Ackerman starts with the calculus of insurance: we buy insurance for risks like housefires or accidental death not because they are likely, but because their consequences are more than we can bear without insurance. When the habitability of the only known planet that can sustain our species is at stake, the case for insurance is easy, even if you think the likelihood is low.

But planets aren't like houses: there isn't another planet we can relocate to if ours fails, so no insurer is going to write us a policy. Instead, we have to self-insure (just as someone who can't get fire insurance has to put in extra fire-suppression technology, clear brush, etc): we have to take every credible step to reduce the risk of losing our planetary home.

But then Ackerman takes on the whole idea of cost-benefit when it comes to environmental risks: because these cost-benefit calculations involve literally making up a value for human lives and then calculating whether the "costs" (including other people dying) are less than the "benefits" (that is, profits to the companies whose environmental misdeeds cost other people their lives), these calculations always act as a kind of empirical facewash on an otherwise untenable proposition: that you should be allowed to kill other people if you get rich in the process.

For climate risks, worst cases are much too dreadful to ignore.
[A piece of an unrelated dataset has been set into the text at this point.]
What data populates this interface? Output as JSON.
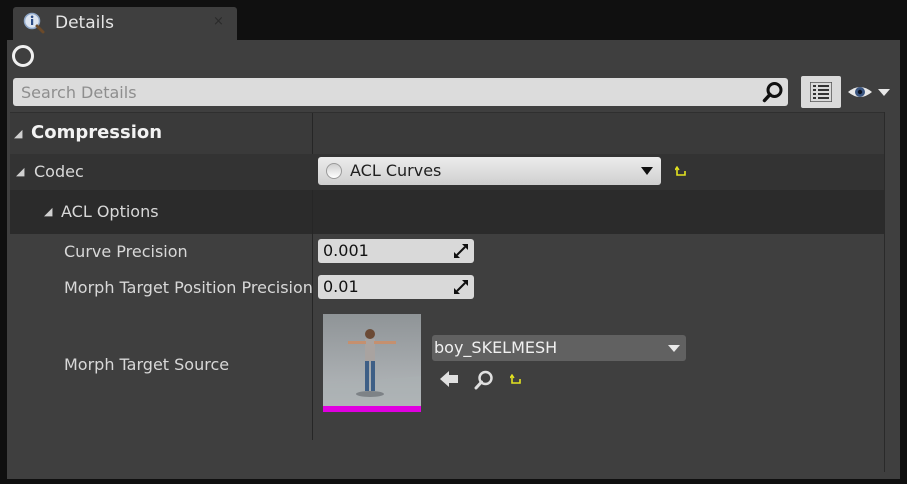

What we know is that climate change could be very bad for us; but no one knows exactly how bad it will be or exactly when it will arrive. How likely are we to reach tipping points into an irreversibly worse climate, and when will these tipping points occur? As the careful qualifications in the IPCC and other reports remind us, climate change could be very bad, surprisingly soon, but almost no one is willing to put a precise number or date on the expected losses.

One group does rush in where scientists fear to tread, guessing about the precise magnitude and timing of future climate damages: economists engaged in cost-benefit analysis (CBA). Rarely used before the 1990s, CBA has become the default, "common-sense" approach to policy evaluation, particularly in environmental policy. In CBA-world you begin by measuring and monetizing the benefits, and the costs, of a policy – and then "buy" the policy if, and only if, the monetary value of the benefits exceeds the costs.

There are numerous problems with CBA, such as the need to (literally) make up monetary prices for priceless values of human life, health and the natural environment. In practice, CBA often trivializes the value of life and nature. Climate policy raises yet another problem: CBA requires a single number, such as a most likely outcome, best guess, or weighted average, for every element of costs (e.g. future costs of clean energy) and benefits (e.g. monetary value of future damages avoided by clean energy expenditures). There is no simple way to incorporate a wide range of uncertainty about such values into CBA. The second post in this series will look more deeply at economists' misplaced precision about climate damages.

On Buying Insurance, and Ignoring Cost-Benefit Analysis [Frank Ackerman/Triple Crisis]

(via Naked Capitalism)